## Exercise directions
Every line of the data, first to last, must be written out unchanged.

───── Records supplied

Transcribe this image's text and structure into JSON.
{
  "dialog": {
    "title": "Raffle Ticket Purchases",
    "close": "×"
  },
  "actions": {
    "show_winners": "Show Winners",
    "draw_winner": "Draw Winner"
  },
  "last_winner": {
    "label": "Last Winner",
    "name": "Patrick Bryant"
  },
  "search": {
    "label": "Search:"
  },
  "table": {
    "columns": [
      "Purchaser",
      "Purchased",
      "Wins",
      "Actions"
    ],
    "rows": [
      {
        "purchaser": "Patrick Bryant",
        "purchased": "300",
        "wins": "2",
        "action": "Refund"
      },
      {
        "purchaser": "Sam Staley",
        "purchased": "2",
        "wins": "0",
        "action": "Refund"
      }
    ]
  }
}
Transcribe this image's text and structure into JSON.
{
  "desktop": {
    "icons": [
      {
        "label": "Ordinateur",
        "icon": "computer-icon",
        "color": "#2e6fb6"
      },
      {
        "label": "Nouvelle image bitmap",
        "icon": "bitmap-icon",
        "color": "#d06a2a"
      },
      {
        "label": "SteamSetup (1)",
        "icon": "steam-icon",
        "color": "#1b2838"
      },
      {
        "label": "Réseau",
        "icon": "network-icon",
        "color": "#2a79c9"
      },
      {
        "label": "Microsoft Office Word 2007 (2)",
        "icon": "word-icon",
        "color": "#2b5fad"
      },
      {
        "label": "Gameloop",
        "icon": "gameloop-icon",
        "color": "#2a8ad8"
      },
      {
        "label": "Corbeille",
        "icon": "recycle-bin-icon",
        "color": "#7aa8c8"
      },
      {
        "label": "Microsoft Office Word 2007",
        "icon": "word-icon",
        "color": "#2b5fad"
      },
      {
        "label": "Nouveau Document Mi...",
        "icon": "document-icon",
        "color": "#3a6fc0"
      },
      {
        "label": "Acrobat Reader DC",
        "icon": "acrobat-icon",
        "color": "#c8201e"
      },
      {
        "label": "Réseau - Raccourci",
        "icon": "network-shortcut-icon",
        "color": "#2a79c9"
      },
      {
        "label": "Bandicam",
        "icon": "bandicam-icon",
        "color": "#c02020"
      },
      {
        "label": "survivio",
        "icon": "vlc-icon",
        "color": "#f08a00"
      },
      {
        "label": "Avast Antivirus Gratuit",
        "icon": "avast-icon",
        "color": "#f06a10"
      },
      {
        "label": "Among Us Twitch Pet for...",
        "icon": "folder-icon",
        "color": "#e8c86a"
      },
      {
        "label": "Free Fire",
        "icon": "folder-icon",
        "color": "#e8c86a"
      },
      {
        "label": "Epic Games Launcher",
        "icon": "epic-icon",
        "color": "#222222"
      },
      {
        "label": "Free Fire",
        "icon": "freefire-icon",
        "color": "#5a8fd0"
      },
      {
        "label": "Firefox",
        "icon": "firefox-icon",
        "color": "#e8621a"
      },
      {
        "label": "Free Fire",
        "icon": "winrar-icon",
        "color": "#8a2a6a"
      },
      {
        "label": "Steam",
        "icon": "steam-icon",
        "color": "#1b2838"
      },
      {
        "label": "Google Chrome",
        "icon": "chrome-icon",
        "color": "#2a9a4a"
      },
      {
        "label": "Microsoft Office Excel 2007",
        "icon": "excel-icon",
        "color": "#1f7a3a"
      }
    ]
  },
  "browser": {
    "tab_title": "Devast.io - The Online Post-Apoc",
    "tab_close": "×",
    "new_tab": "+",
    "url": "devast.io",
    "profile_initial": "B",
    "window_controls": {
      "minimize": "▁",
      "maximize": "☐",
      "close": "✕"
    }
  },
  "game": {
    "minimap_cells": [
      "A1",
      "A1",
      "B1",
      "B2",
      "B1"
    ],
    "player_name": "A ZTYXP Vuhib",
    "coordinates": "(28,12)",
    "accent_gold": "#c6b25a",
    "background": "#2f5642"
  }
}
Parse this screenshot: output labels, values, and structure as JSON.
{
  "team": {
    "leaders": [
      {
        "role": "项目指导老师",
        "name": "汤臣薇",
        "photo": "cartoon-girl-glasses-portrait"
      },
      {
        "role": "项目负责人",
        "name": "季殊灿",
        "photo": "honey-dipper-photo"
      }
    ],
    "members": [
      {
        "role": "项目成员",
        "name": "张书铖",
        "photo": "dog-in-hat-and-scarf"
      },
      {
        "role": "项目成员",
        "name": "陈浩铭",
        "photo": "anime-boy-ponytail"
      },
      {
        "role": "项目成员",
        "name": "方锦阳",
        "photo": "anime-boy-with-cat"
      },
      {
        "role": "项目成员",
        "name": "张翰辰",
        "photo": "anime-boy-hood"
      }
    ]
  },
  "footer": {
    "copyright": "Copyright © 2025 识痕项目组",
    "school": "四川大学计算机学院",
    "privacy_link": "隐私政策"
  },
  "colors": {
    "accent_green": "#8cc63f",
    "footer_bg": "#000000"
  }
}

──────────

## Problem solution
Transcribe this image's text and structure into JSON.
{
  "dialog": {
    "title": "Raffle Ticket Purchases",
    "close": "×"
  },
  "actions": {
    "show_winners": "Show Winners",
    "draw_winner": "Draw Winner"
  },
  "last_winner": {
    "label": "Last Winner",
    "name": "Patrick Bryant"
  },
  "search": {
    "label": "Search:"
  },
  "table": {
    "columns": [
      "Purchaser",
      "Purchased",
      "Wins",
      "Actions"
    ],
    "rows": [
      {
        "purchaser": "Patrick Bryant",
        "purchased": "300",
        "wins": "2",
        "action": "Refund"
      },
      {
        "purchaser": "Sam Staley",
        "purchased": "2",
        "wins": "0",
        "action": "Refund"
      }
    ]
  }
}
Transcribe this image's text and structure into JSON.
{
  "desktop": {
    "icons": [
      {
        "label": "Ordinateur",
        "icon": "computer-icon",
        "color": "#2e6fb6"
      },
      {
        "label": "Nouvelle image bitmap",
        "icon": "bitmap-icon",
        "color": "#d06a2a"
      },
      {
        "label": "SteamSetup (1)",
        "icon": "steam-icon",
        "color": "#1b2838"
      },
      {
        "label": "Réseau",
        "icon": "network-icon",
        "color": "#2a79c9"
      },
      {
        "label": "Microsoft Office Word 2007 (2)",
        "icon": "word-icon",
        "color": "#2b5fad"
      },
      {
        "label": "Gameloop",
        "icon": "gameloop-icon",
        "color": "#2a8ad8"
      },
      {
        "label": "Corbeille",
        "icon": "recycle-bin-icon",
        "color": "#7aa8c8"
      },
      {
        "label": "Microsoft Office Word 2007",
        "icon": "word-icon",
        "color": "#2b5fad"
      },
      {
        "label": "Nouveau Document Mi...",
        "icon": "document-icon",
        "color": "#3a6fc0"
      },
      {
        "label": "Acrobat Reader DC",
        "icon": "acrobat-icon",
        "color": "#c8201e"
      },
      {
        "label": "Réseau - Raccourci",
        "icon": "network-shortcut-icon",
        "color": "#2a79c9"
      },
      {
        "label": "Bandicam",
        "icon": "bandicam-icon",
        "color": "#c02020"
      },
      {
        "label": "survivio",
        "icon": "vlc-icon",
        "color": "#f08a00"
      },
      {
        "label": "Avast Antivirus Gratuit",
        "icon": "avast-icon",
        "color": "#f06a10"
      },
      {
        "label": "Among Us Twitch Pet for...",
        "icon": "folder-icon",
        "color": "#e8c86a"
      },
      {
        "label": "Free Fire",
        "icon": "folder-icon",
        "color": "#e8c86a"
      },
      {
        "label": "Epic Games Launcher",
        "icon": "epic-icon",
        "color": "#222222"
      },
      {
        "label": "Free Fire",
        "icon": "freefire-icon",
        "color": "#5a8fd0"
      },
      {
        "label": "Firefox",
        "icon": "firefox-icon",
        "color": "#e8621a"
      },
      {
        "label": "Free Fire",
        "icon": "winrar-icon",
        "color": "#8a2a6a"
      },
      {
        "label": "Steam",
        "icon": "steam-icon",
        "color": "#1b2838"
      },
      {
        "label": "Google Chrome",
        "icon": "chrome-icon",
        "color": "#2a9a4a"
      },
      {
        "label": "Microsoft Office Excel 2007",
        "icon": "excel-icon",
        "color": "#1f7a3a"
      }
    ]
  },
  "browser": {
    "tab_title": "Devast.io - The Online Post-Apoc",
    "tab_close": "×",
    "new_tab": "+",
    "url": "devast.io",
    "profile_initial": "B",
    "window_controls": {
      "minimize": "▁",
      "maximize": "☐",
      "close": "✕"
    }
  },
  "game": {
    "minimap_cells": [
      "A1",
      "A1",
      "B1",
      "B2",
      "B1"
    ],
    "player_name": "A ZTYXP Vuhib",
    "coordinates": "(28,12)",
    "accent_gold": "#c6b25a",
    "background": "#2f5642"
  }
}
Parse this screenshot: output labels, values, and structure as JSON.
{
  "team": {
    "leaders": [
      {
        "role": "项目指导老师",
        "name": "汤臣薇",
        "photo": "cartoon-girl-glasses-portrait"
      },
      {
        "role": "项目负责人",
        "name": "季殊灿",
        "photo": "honey-dipper-photo"
      }
    ],
    "members": [
      {
        "role": "项目成员",
        "name": "张书铖",
        "photo": "dog-in-hat-and-scarf"
      },
      {
        "role": "项目成员",
        "name": "陈浩铭",
        "photo": "anime-boy-ponytail"
      },
      {
        "role": "项目成员",
        "name": "方锦阳",
        "photo": "anime-boy-with-cat"
      },
      {
        "role": "项目成员",
        "name": "张翰辰",
        "photo": "anime-boy-hood"
      }
    ]
  },
  "footer": {
    "copyright": "Copyright © 2025 识痕项目组",
    "school": "四川大学计算机学院",
    "privacy_link": "隐私政策"
  },
  "colors": {
    "accent_green": "#8cc63f",
    "footer_bg": "#000000"
  }
}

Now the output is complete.